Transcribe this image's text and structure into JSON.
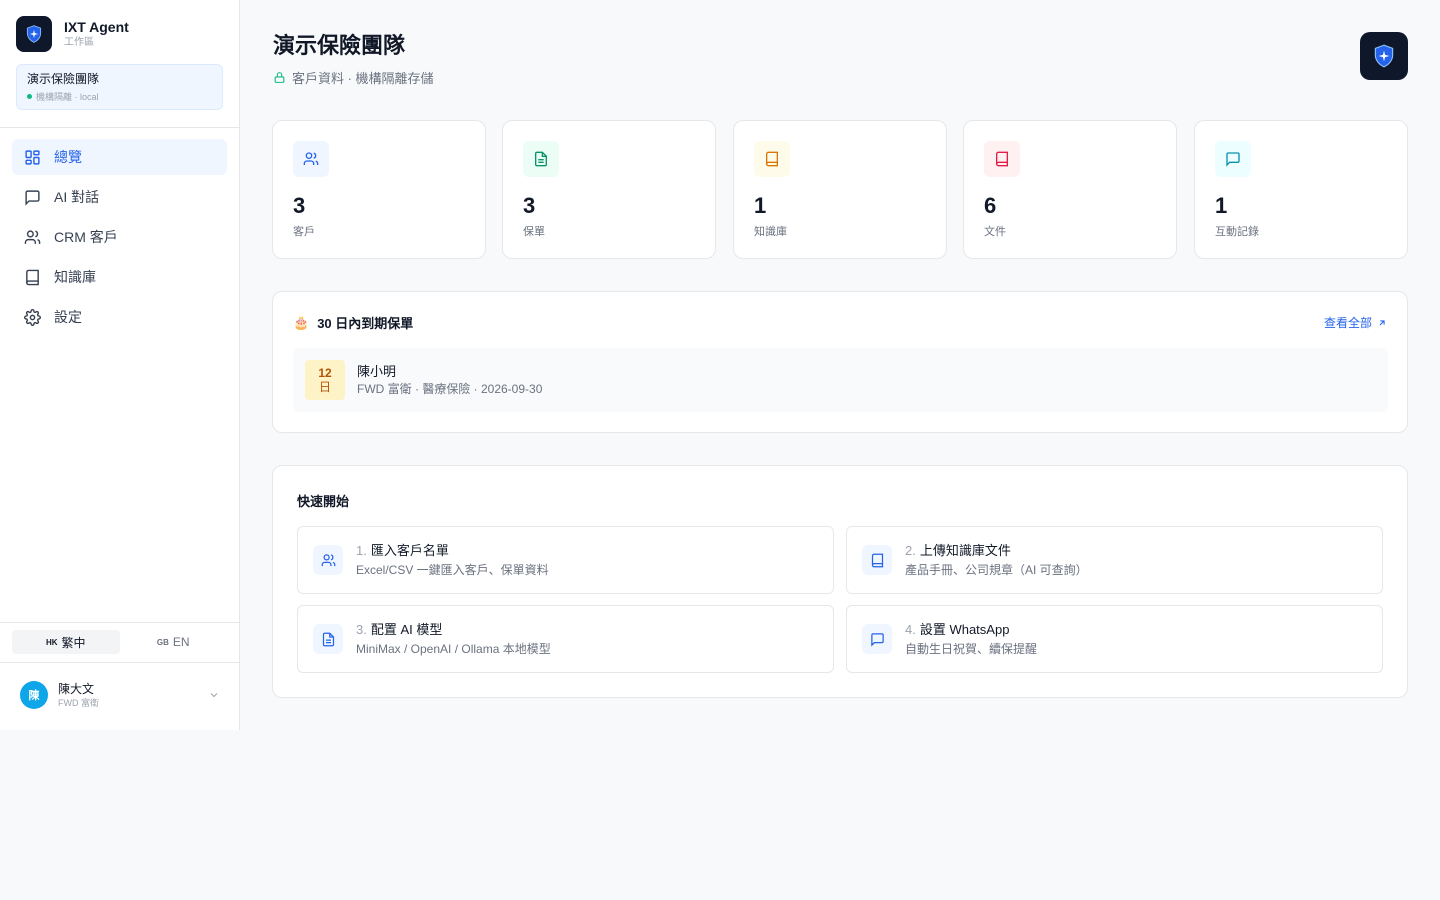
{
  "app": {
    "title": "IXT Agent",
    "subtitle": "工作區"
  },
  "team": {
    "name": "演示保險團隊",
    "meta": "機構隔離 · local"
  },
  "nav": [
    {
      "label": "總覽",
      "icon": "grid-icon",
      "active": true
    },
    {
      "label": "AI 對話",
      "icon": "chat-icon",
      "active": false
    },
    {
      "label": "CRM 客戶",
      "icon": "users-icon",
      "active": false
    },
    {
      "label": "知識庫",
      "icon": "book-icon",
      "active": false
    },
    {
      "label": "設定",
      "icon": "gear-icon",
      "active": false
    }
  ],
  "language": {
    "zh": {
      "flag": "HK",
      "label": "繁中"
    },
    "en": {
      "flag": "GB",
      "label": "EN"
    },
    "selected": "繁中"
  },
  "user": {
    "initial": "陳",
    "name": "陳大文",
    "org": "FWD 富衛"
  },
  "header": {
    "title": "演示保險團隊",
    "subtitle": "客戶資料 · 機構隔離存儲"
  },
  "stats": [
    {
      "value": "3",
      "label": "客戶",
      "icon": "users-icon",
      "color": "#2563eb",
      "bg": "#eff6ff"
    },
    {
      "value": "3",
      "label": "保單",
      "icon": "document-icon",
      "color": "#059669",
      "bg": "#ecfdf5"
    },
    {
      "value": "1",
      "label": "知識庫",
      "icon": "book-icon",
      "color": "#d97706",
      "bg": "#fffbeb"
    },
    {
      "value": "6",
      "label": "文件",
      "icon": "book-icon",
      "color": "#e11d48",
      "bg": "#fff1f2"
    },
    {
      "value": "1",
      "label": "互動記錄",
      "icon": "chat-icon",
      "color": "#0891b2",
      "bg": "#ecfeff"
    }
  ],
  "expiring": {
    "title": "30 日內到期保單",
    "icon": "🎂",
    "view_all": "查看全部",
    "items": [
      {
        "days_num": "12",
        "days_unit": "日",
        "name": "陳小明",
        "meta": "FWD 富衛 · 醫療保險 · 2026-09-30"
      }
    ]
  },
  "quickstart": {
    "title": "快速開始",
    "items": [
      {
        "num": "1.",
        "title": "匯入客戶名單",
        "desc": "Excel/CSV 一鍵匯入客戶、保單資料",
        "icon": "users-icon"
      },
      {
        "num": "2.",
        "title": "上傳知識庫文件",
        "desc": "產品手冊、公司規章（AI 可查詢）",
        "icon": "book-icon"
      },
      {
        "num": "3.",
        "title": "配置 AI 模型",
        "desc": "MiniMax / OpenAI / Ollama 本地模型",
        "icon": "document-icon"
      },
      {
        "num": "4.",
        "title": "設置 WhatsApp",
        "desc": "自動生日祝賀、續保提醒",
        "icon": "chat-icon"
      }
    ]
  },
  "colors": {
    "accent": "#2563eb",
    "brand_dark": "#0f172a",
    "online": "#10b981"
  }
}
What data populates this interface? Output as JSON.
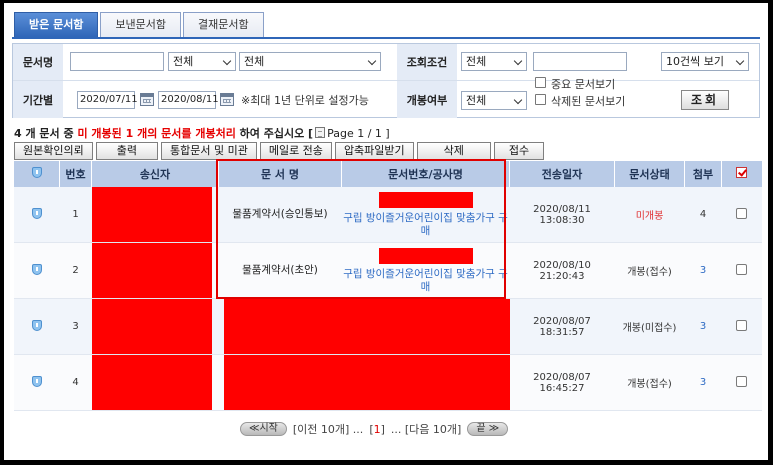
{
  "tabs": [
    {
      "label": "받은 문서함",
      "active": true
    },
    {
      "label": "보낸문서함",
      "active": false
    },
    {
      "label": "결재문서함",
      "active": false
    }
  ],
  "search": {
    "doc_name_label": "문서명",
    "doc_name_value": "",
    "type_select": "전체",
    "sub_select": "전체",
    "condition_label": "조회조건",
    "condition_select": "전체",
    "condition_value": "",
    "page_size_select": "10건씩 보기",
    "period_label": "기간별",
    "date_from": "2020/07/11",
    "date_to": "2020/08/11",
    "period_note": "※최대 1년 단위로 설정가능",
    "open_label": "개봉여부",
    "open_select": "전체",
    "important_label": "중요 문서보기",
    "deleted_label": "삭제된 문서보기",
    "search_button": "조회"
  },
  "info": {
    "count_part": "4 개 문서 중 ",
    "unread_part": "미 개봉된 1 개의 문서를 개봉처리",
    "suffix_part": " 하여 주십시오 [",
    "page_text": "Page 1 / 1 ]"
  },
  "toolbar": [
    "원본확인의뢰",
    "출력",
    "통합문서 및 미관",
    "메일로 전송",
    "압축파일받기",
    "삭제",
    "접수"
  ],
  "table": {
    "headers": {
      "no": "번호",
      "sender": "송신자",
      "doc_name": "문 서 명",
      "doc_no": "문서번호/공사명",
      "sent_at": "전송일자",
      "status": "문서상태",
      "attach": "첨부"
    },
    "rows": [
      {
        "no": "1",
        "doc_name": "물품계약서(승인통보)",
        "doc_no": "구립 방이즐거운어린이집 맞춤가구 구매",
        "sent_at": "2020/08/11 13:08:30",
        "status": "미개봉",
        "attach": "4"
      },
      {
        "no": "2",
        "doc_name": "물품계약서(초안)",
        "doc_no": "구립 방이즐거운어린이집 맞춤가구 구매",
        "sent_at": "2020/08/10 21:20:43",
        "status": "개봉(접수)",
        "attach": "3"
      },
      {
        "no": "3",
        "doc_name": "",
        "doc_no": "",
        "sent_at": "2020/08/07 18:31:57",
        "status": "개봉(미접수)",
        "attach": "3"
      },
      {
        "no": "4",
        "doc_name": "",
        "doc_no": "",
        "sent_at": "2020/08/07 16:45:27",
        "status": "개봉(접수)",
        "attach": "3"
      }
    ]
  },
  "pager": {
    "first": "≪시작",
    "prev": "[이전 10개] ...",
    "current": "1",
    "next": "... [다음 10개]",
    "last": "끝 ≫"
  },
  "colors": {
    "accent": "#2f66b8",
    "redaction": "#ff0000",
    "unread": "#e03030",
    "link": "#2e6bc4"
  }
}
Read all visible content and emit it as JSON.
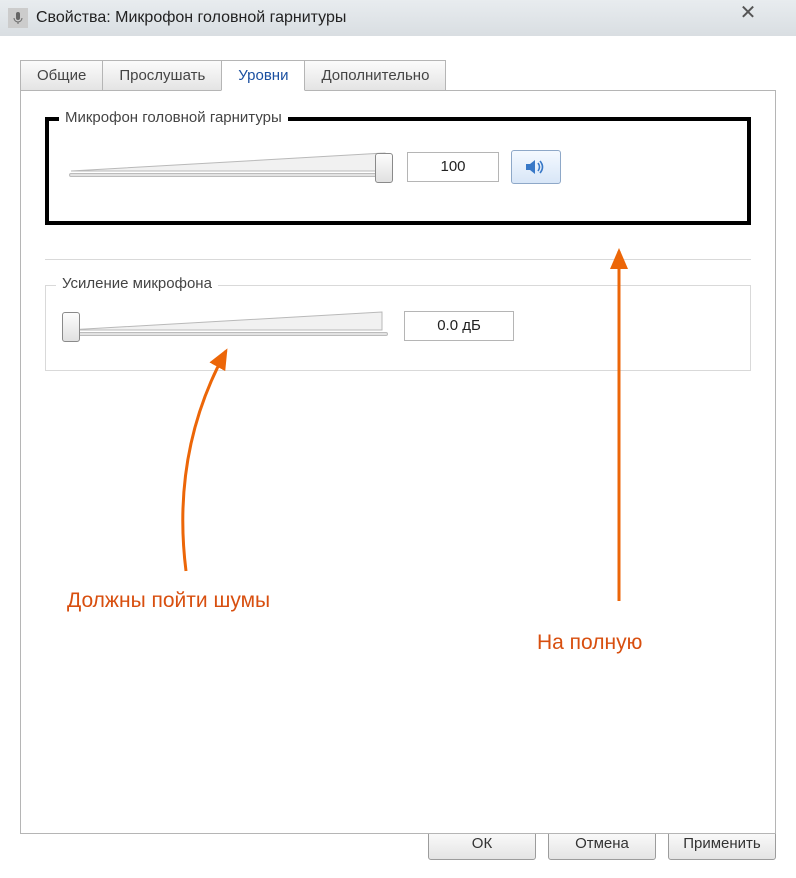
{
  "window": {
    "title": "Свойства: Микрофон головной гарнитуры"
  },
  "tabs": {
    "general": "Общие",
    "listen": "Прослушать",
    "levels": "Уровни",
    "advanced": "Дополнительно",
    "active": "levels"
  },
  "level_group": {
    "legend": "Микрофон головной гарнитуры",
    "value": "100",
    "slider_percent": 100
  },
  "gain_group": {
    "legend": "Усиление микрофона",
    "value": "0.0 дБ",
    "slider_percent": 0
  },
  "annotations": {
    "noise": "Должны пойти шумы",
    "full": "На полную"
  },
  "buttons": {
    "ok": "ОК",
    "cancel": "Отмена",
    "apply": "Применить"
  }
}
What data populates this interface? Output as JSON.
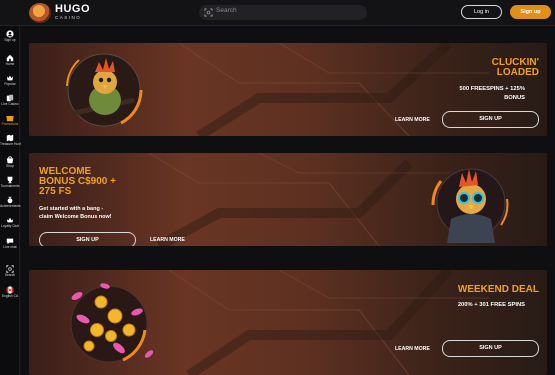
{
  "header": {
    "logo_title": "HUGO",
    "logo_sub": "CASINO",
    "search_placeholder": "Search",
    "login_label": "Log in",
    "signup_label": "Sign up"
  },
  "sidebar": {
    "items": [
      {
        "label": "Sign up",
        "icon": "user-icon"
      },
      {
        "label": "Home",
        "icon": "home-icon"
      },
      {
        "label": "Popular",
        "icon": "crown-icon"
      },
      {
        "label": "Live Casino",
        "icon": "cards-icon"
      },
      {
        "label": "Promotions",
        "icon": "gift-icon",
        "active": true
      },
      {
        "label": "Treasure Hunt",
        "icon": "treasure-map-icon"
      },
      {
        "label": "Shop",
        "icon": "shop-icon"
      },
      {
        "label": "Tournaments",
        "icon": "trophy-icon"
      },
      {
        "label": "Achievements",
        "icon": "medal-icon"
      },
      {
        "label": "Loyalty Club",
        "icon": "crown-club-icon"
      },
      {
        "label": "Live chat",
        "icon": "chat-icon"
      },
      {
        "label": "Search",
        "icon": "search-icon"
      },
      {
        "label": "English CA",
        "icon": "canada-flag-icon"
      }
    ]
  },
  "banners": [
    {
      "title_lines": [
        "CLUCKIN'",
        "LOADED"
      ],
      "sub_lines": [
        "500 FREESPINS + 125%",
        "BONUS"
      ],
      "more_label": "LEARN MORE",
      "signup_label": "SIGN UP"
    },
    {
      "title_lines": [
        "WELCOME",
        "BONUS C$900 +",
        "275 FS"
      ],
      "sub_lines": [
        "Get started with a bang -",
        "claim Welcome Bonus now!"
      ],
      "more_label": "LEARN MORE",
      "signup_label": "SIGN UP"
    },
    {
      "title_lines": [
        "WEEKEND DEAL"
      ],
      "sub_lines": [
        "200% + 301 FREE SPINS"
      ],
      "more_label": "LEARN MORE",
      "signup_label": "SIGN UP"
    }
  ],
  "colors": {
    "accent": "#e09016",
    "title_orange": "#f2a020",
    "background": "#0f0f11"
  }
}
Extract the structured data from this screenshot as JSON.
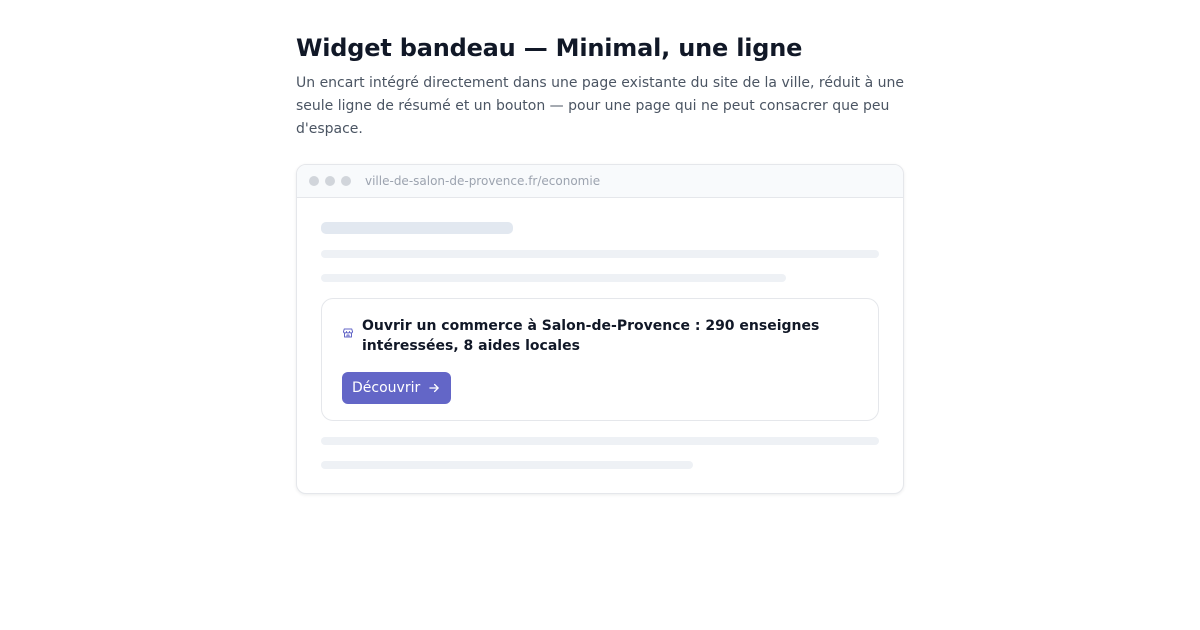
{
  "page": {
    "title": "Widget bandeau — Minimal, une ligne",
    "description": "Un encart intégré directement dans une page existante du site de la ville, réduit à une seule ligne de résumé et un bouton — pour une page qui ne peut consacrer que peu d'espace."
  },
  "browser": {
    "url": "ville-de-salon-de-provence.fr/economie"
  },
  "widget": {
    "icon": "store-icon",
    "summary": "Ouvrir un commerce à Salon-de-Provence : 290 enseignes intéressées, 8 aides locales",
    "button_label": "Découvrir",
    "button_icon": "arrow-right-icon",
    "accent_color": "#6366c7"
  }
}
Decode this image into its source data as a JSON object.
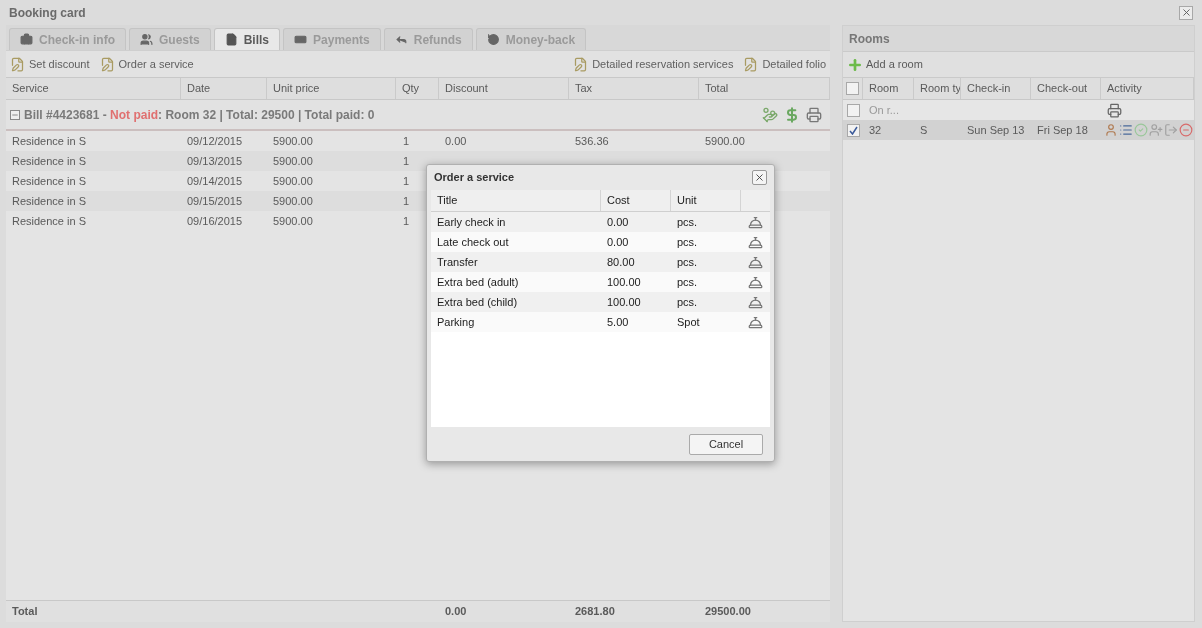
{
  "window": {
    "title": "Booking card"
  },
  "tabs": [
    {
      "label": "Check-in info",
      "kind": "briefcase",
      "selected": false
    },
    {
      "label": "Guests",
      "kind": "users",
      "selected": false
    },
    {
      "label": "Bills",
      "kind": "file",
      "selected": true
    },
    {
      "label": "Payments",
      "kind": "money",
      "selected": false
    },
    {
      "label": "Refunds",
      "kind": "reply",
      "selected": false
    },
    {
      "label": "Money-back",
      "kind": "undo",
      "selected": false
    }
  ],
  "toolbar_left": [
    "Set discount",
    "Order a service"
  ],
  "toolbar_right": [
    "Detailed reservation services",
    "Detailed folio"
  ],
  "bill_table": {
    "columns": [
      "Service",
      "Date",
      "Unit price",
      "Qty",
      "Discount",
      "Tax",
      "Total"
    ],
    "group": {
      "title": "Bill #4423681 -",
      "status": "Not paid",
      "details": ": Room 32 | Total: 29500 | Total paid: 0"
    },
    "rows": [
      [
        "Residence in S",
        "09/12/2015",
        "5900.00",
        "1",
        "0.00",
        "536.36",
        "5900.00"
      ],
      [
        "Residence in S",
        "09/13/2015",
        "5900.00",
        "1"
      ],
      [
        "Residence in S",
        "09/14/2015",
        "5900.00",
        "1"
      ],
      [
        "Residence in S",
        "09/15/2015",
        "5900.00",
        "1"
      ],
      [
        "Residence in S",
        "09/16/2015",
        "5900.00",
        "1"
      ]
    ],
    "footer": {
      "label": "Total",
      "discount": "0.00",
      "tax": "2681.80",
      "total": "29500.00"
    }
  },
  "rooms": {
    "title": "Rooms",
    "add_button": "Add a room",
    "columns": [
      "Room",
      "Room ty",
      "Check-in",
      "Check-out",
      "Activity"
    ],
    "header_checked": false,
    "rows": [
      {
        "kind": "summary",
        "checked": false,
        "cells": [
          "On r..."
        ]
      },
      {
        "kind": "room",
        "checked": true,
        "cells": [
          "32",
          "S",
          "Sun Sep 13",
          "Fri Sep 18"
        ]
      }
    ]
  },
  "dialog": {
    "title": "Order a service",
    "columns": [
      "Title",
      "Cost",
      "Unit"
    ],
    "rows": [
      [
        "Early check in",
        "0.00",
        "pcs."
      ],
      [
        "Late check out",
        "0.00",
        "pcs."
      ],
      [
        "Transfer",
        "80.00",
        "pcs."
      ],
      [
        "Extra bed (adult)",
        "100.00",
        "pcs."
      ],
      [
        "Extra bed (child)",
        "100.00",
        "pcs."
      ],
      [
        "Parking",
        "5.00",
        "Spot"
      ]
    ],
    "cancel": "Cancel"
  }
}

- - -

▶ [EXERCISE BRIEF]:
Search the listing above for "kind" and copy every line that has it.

▶ [TASK ANSWER]:
      "kind": "briefcase",
      "kind": "users",
      "kind": "file",
      "kind": "money",
      "kind": "reply",
      "kind": "undo",
        "kind": "summary",
        "kind": "room",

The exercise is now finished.